Morii: ‘I have no plans to retire’

Japanese quadruple Worlds gold medallist skier Taiki Morii is entering his seventh season in 2014-15, but is not considering hanging up sit-ski just yet. 10 Dec 2014
Taiki Morii

Japan's Taiki Morii won the men's giant slalom sitting event on the first day of the IPC Alpine Skiing World Cup in Copper Mountain, Colorado in the USA.

ⒸJoe Kusumoto

Japanese reigning triple world champion sit-skier Taiki Morii has spoken of his desire to carry on competing for at least another four years, ahead of the start of his seventh para-alpine skiing season.

The Tokyo native, 34, will begin his campaign to retain his super-combined, super-G and giant slalom world titles at the 2015 IPC Alpine Skiing World Championships in Panorama, Canada, from 28 February-10 March.

“I am very much looking forward to the new season,” Morii said, confirming that his first race will be in January at the IPC Alpine Skiing World Cup in La Molina, Spain, from 8-11 January. “I wish to know my position in the first competition.”

Morii begins 2014-15 off the back of his best ever result at a Paralympic Winter Games, winning silver in the men’s super-G sitting.

That has been enough encouragement for him to start to think ahead to the next Paralympic Winter Games in PyeongChang, South Korea, in 2018, stating that he has given “no consideration at all” to retirement.

Showing his desire to keep improving, Morii has spent the months after Sochi preparing for the new season and has made some changes to his training regime. He aims to beat his rivals and compatriots Akira Kano and Takeshi Suzuki.

Kano left Sochi with double gold whilst Suzuki collected a win of his own.

At the World Championships in La Molina, Spain, in 2013, the trio’s rivalry was one of the most compelling and the battle continued into 2013-14. The season’s races are set to be just as enthralling.

“He had a good impact on me,” said Morii of Suzuki. “Meanwhile, I am every day doing the best to give him also a good impact.”

In 2014-15, there will also be an Asian Cup in Nagano, Japan.

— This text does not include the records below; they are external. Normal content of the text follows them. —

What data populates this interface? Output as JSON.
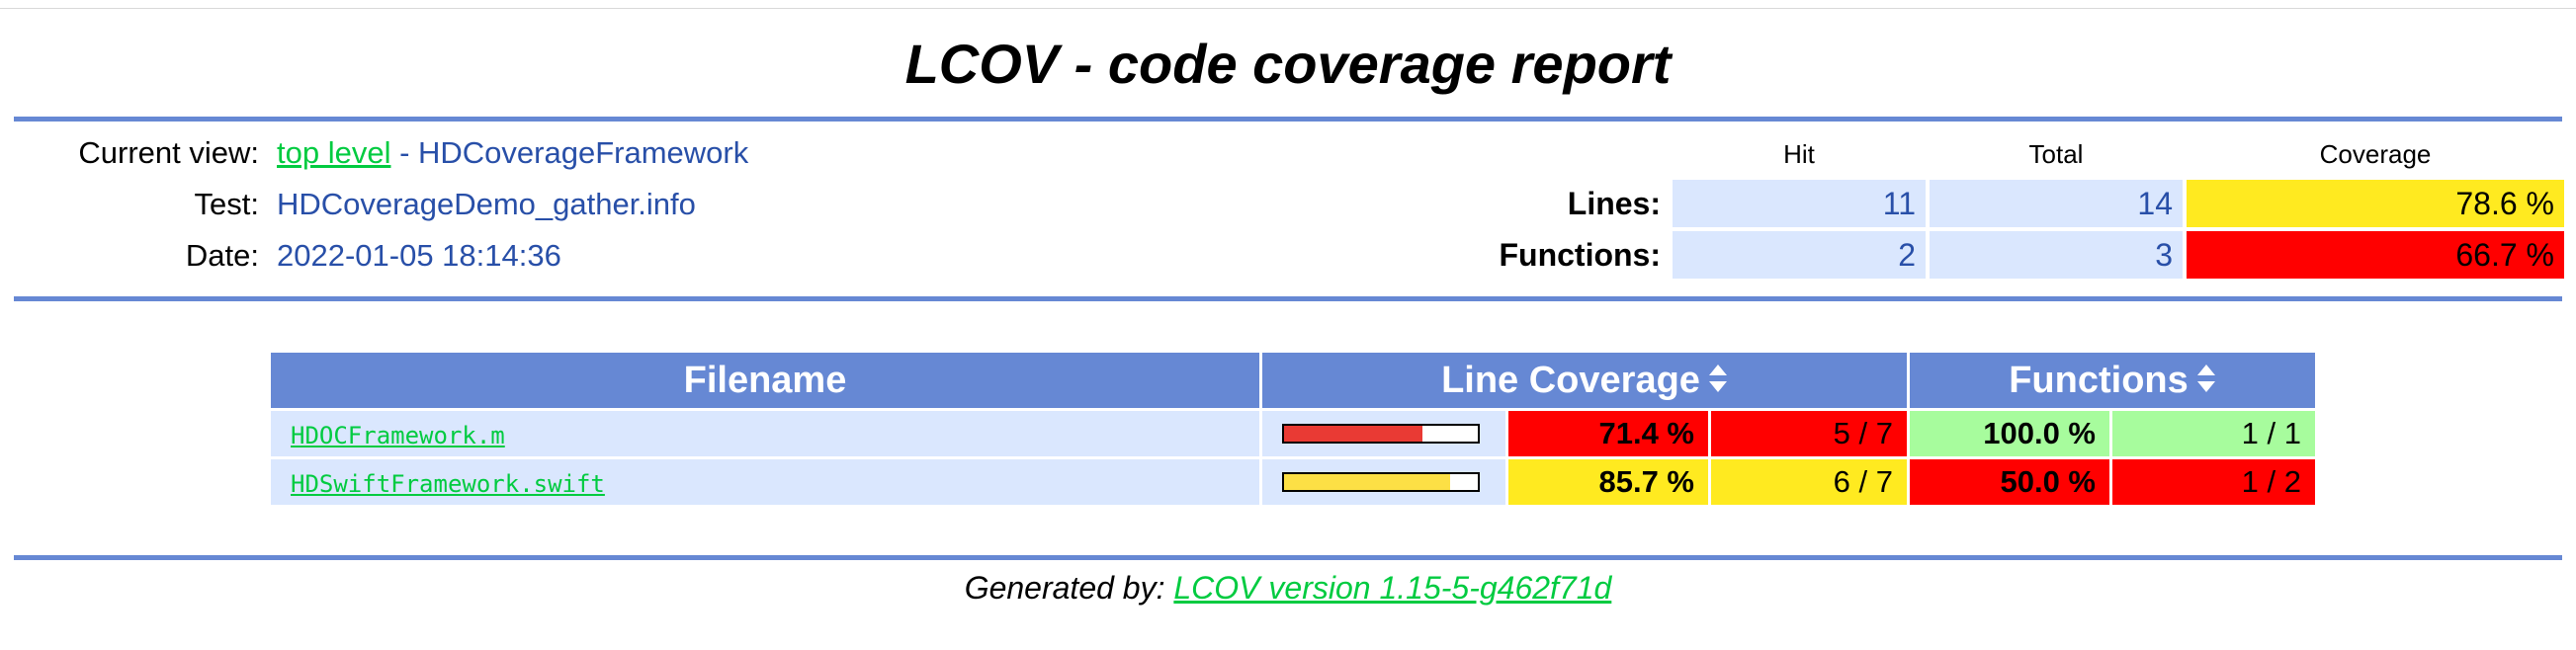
{
  "page": {
    "title": "LCOV - code coverage report"
  },
  "header": {
    "current_view_label": "Current view:",
    "current_view_link": "top level",
    "current_view_sep": " - HDCoverageFramework",
    "test_label": "Test:",
    "test_value": "HDCoverageDemo_gather.info",
    "date_label": "Date:",
    "date_value": "2022-01-05 18:14:36"
  },
  "summary": {
    "col_hit": "Hit",
    "col_total": "Total",
    "col_coverage": "Coverage",
    "lines_label": "Lines:",
    "lines_hit": "11",
    "lines_total": "14",
    "lines_coverage": "78.6 %",
    "functions_label": "Functions:",
    "functions_hit": "2",
    "functions_total": "3",
    "functions_coverage": "66.7 %"
  },
  "table": {
    "col_filename": "Filename",
    "col_line_coverage": "Line Coverage",
    "col_functions": "Functions",
    "rows": [
      {
        "filename": "HDOCFramework.m",
        "line_pct": "71.4 %",
        "line_ratio": "5 / 7",
        "line_fraction": 0.714,
        "func_pct": "100.0 %",
        "func_ratio": "1 / 1"
      },
      {
        "filename": "HDSwiftFramework.swift",
        "line_pct": "85.7 %",
        "line_ratio": "6 / 7",
        "line_fraction": 0.857,
        "func_pct": "50.0 %",
        "func_ratio": "1 / 2"
      }
    ]
  },
  "colors": {
    "rule": "#6688d4",
    "link": "#00cb40",
    "value_blue": "#284fa8",
    "cell_blue": "#dae7fe",
    "low": "#ff0000",
    "medium": "#ffea20",
    "high": "#a7fc9d",
    "bar_low": "#e93a34",
    "bar_medium": "#fde045"
  },
  "icons": {
    "sort": "sort-up-down-icon"
  },
  "footer": {
    "prefix": "Generated by: ",
    "link": "LCOV version 1.15-5-g462f71d"
  }
}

For Morii, races in the region are very important for the profile of alpine skiing. This is particularly because he first came across sit-skiing whilst watching Nagano 1998 from his hospital bed.

“I think that the Asia Cup is the good occasion to raise awareness of sit-skiing to many people in Japan,” he said. “And I hope that many people of many countries will participate.”

The aim for the Worlds is the same in Morii’s eyes, just on a larger scale.

He said “I hope that Panorama 2015 will lead many people of the world to know deeply about para-alpine skiing.”

The 2015 IPC Alpine Skiing World Championships will feature over 130 skiers from 30 countries and be the biggest gathering of alpine skiers since Sochi 2014.

The 2014-15 alpine skiing season continues with two Europa Cups in Pitztal and Kuhtai, Austria in December.

The full calendar can be viewed at IPC Alpine Skiing’s website.